Ultimate Alternative WaversMartsch formed the first incarnation of Built to Spill with bassist/guitarist Brett Netson (also a member of Boise scenesters Caustic Resin) and drummer Ralf Youtz. Initially maintaining a relationship with C/Z, Built to Spill debuted on record in 1993 with Ultimate Alternative Wavers, on which Martsch billed himself as “Dug.” Afterward, Martsch moved the band over to another Seattle indie, Up Records, and revamped the rhythm section, in keeping with his plan to make Built to Spill a loose aggregation that would allow him to work with a variety of musicians. This time, he was joined by bassist Brett Nelson (not Netson, but his old cohort from Farm Days) and drummer Andy Capps (also from Farm Days, who’d joined Nelson in a group called Butterfly Train).
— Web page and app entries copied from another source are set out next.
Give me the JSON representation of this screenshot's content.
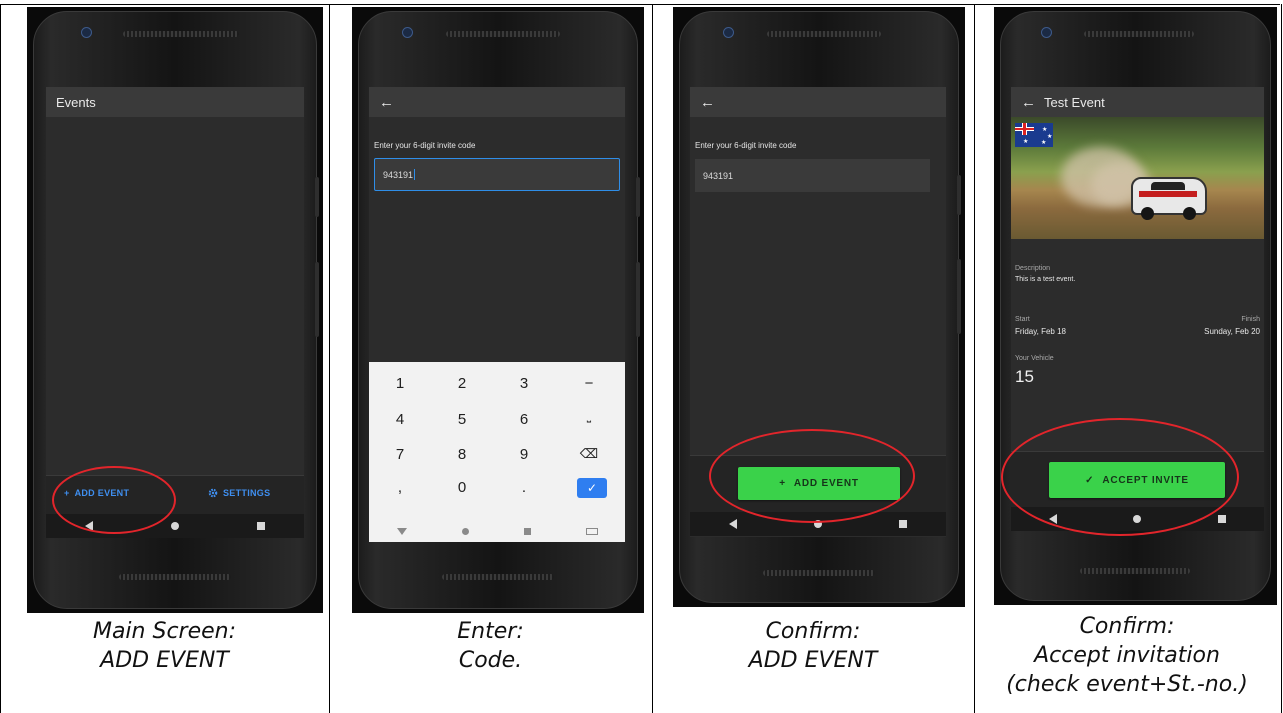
{
  "panels": [
    {
      "title": "Events",
      "bottom_actions": {
        "add_label": "ADD EVENT",
        "settings_label": "SETTINGS"
      },
      "caption": [
        "Main Screen:",
        "ADD EVENT"
      ]
    },
    {
      "prompt": "Enter your 6-digit invite code",
      "code_value": "943191",
      "keypad": [
        "1",
        "2",
        "3",
        "−",
        "4",
        "5",
        "6",
        "⎵",
        "7",
        "8",
        "9",
        "⌫",
        ",",
        "0",
        ".",
        "✓"
      ],
      "caption": [
        "Enter:",
        "Code."
      ]
    },
    {
      "prompt": "Enter your 6-digit invite code",
      "code_value": "943191",
      "add_button_label": "ADD EVENT",
      "caption": [
        "Confirm:",
        "ADD EVENT"
      ]
    },
    {
      "title": "Test Event",
      "description_label": "Description",
      "description_value": "This is a test event.",
      "start_label": "Start",
      "start_value": "Friday, Feb 18",
      "finish_label": "Finish",
      "finish_value": "Sunday, Feb 20",
      "vehicle_label": "Your Vehicle",
      "vehicle_value": "15",
      "accept_button_label": "ACCEPT INVITE",
      "caption": [
        "Confirm:",
        "Accept invitation",
        "(check event+St.-no.)"
      ]
    }
  ],
  "icons": {
    "back": "arrow-left-icon",
    "plus": "plus-icon",
    "gear": "gear-icon",
    "check": "checkmark-icon"
  },
  "colors": {
    "accent_blue": "#3f8ff0",
    "button_green": "#3ad24a",
    "highlight_red": "#e2252b"
  }
}
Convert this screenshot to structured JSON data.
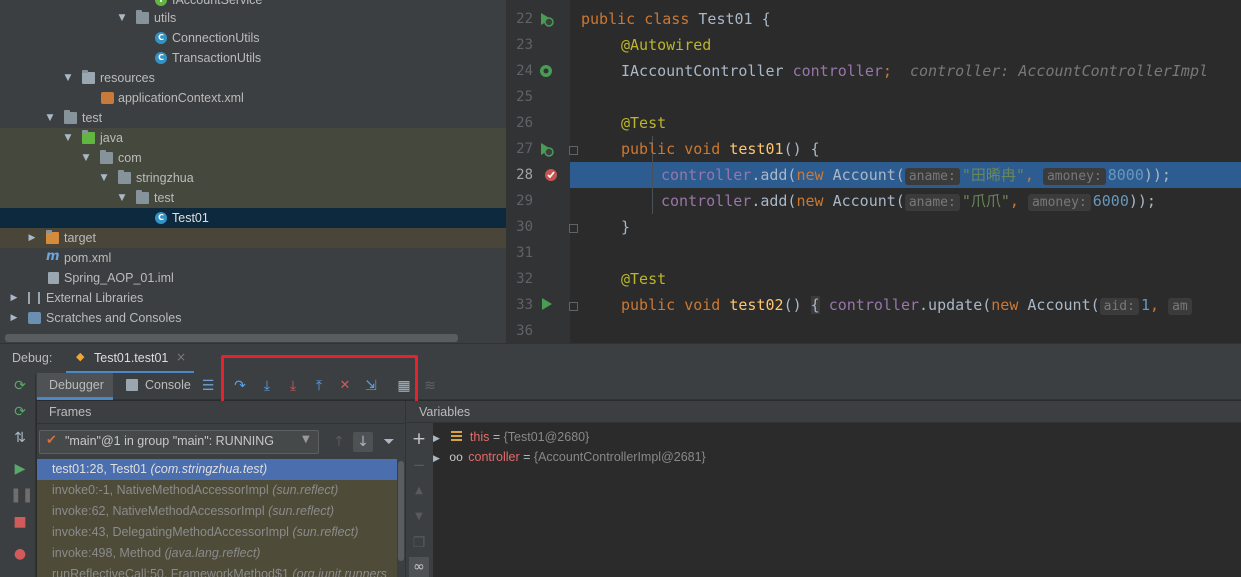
{
  "project_tree": {
    "items": [
      {
        "label": "IAccountService",
        "kind": "interface"
      },
      {
        "label": "utils",
        "kind": "package"
      },
      {
        "label": "ConnectionUtils",
        "kind": "class"
      },
      {
        "label": "TransactionUtils",
        "kind": "class"
      },
      {
        "label": "resources",
        "kind": "resources-folder"
      },
      {
        "label": "applicationContext.xml",
        "kind": "xml"
      },
      {
        "label": "test",
        "kind": "folder"
      },
      {
        "label": "java",
        "kind": "test-source-folder"
      },
      {
        "label": "com",
        "kind": "package"
      },
      {
        "label": "stringzhua",
        "kind": "package"
      },
      {
        "label": "test",
        "kind": "package"
      },
      {
        "label": "Test01",
        "kind": "test-class"
      },
      {
        "label": "target",
        "kind": "excluded-folder"
      },
      {
        "label": "pom.xml",
        "kind": "maven"
      },
      {
        "label": "Spring_AOP_01.iml",
        "kind": "iml"
      },
      {
        "label": "External Libraries",
        "kind": "libraries"
      },
      {
        "label": "Scratches and Consoles",
        "kind": "scratches"
      }
    ]
  },
  "editor": {
    "line_numbers": [
      "22",
      "23",
      "24",
      "25",
      "26",
      "27",
      "28",
      "29",
      "30",
      "31",
      "32",
      "33",
      "36"
    ],
    "current_line": "28",
    "code": {
      "l22_kw": "public class",
      "l22_name": " Test01 {",
      "l23_ann": "@Autowired",
      "l24_type": "IAccountController ",
      "l24_field": "controller",
      "l24_semi": ";",
      "l24_inline": "controller: AccountControllerImpl",
      "l26_ann": "@Test",
      "l27_kw": "public void ",
      "l27_fn": "test01",
      "l27_rest": "() {",
      "l28_field": "controller",
      "l28_call": ".add(",
      "l28_new": "new",
      "l28_cls": " Account(",
      "l28_hint1": "aname:",
      "l28_str": "\"田晞冉\"",
      "l28_comma": ", ",
      "l28_hint2": "amoney:",
      "l28_num": "8000",
      "l28_end": "));",
      "l29_field": "controller",
      "l29_call": ".add(",
      "l29_new": "new",
      "l29_cls": " Account(",
      "l29_hint1": "aname:",
      "l29_str": "\"爪爪\"",
      "l29_comma": ", ",
      "l29_hint2": "amoney:",
      "l29_num": "6000",
      "l29_end": "));",
      "l30": "}",
      "l32_ann": "@Test",
      "l33_kw": "public void ",
      "l33_fn": "test02",
      "l33_a": "() ",
      "l33_brace": "{",
      "l33_field": " controller",
      "l33_call": ".update(",
      "l33_new": "new",
      "l33_cls": " Account(",
      "l33_hint1": "aid:",
      "l33_num": "1",
      "l33_comma": ", ",
      "l33_hint2": "am"
    }
  },
  "debug": {
    "label": "Debug:",
    "session_tab": "Test01.test01",
    "tabs": [
      "Debugger",
      "Console"
    ],
    "frames_title": "Frames",
    "variables_title": "Variables",
    "thread_select": "\"main\"@1 in group \"main\": RUNNING",
    "frames": [
      {
        "method": "test01:28, Test01",
        "pkg": "(com.stringzhua.test)",
        "selected": true
      },
      {
        "method": "invoke0:-1, NativeMethodAccessorImpl",
        "pkg": "(sun.reflect)",
        "selected": false
      },
      {
        "method": "invoke:62, NativeMethodAccessorImpl",
        "pkg": "(sun.reflect)",
        "selected": false
      },
      {
        "method": "invoke:43, DelegatingMethodAccessorImpl",
        "pkg": "(sun.reflect)",
        "selected": false
      },
      {
        "method": "invoke:498, Method",
        "pkg": "(java.lang.reflect)",
        "selected": false
      },
      {
        "method": "runReflectiveCall:50, FrameworkMethod$1",
        "pkg": "(org.junit.runners",
        "selected": false
      }
    ],
    "variables": [
      {
        "name": "this",
        "value": "{Test01@2680}",
        "icon": "field-icon"
      },
      {
        "name": "controller",
        "value": "{AccountControllerImpl@2681}",
        "icon": "watch-icon"
      }
    ]
  },
  "colors": {
    "accent_highlight": "#2d5c91",
    "red_box": "#e8212d",
    "frame_selected": "#4b6eaf"
  }
}
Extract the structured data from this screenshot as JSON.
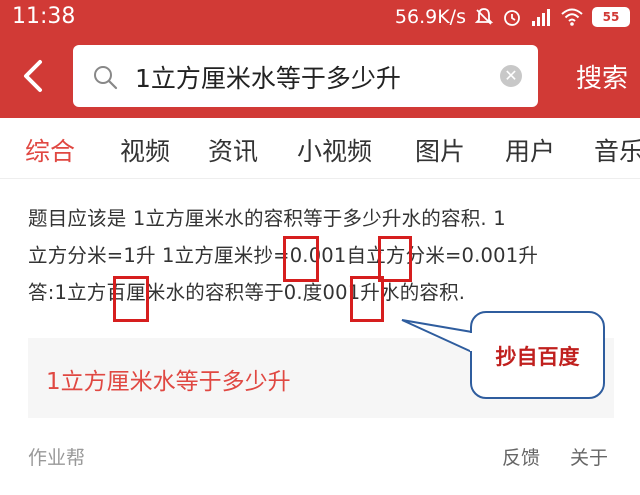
{
  "status_bar": {
    "time": "11:38",
    "net_speed": "56.9K/s",
    "battery": "55"
  },
  "search": {
    "query": "1立方厘米水等于多少升",
    "search_button": "搜索"
  },
  "tabs": [
    "综合",
    "视频",
    "资讯",
    "小视频",
    "图片",
    "用户",
    "音乐"
  ],
  "result": {
    "line1": "题目应该是 1立方厘米水的容积等于多少升水的容积. 1",
    "line2": "立方分米=1升 1立方厘米抄=0.001自立方分米=0.001升",
    "line3": "答:1立方百厘米水的容积等于0.度001升水的容积."
  },
  "related": {
    "text": "1立方厘米水等于多少升"
  },
  "callout": {
    "text": "抄自百度",
    "border_color": "#2f5d9e",
    "text_color": "#c0201e"
  },
  "footer": {
    "source": "作业帮",
    "feedback": "反馈",
    "about": "关于"
  },
  "colors": {
    "brand_red": "#d13a36",
    "tab_active": "#e04842",
    "highlight": "#d61e1e"
  }
}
Ancient Melodies of the FutureThe proper studio follow-up to Keep It Like a Secret arrived with 2001’s Ancient Melodies of the Future; critical responses ranged from enthusiasm to indifference. The following year, Martsch took a breather to release Now You Know, a solo album on which he delved into more traditional folk and blues. After a long break from releasing records, the revamped group (now a quartet comprising Martsch, Nelson, Plouf, and Roth with additional help from the guitar-playing Brett Netson) stormed back with one of the finest records of their career, 2006’s You in Reverse. Built to Spill resumed touring just after its release, and began recording for their next album later that year, although the results came in the form of a single, 2007’s “They Got Away.” The band entered the studio once again in 2008, recording There Is No Enemy with production from Martsch and David Trumfio. The album appeared in October of 2009 and the band spent some time touring behind it. They next appeared on a tribute album to the Smiths (Please, Please, Please), covering “Reel Around the Fountain.” While in the early stages of recording their next album, Plouf and Nelson quit the band and their roadie Jason Albertini (otherwise known as a former member of Duster) joined on bass, while their live sound engineer, Steve Gere, became their drummer. The group then scrapped what had already been recorded, starting over with the new lineup and Sam Coomes co-producing with Martsch. Still with Warner Bros. after many years, the label released the band’s eighth studio album, Untethered Moon, in early 2015. In 2020, the band released Plays the Songs of Daniel Johnston, a tribute to the legendary outsider singer/songwriter who had passed away the year prior.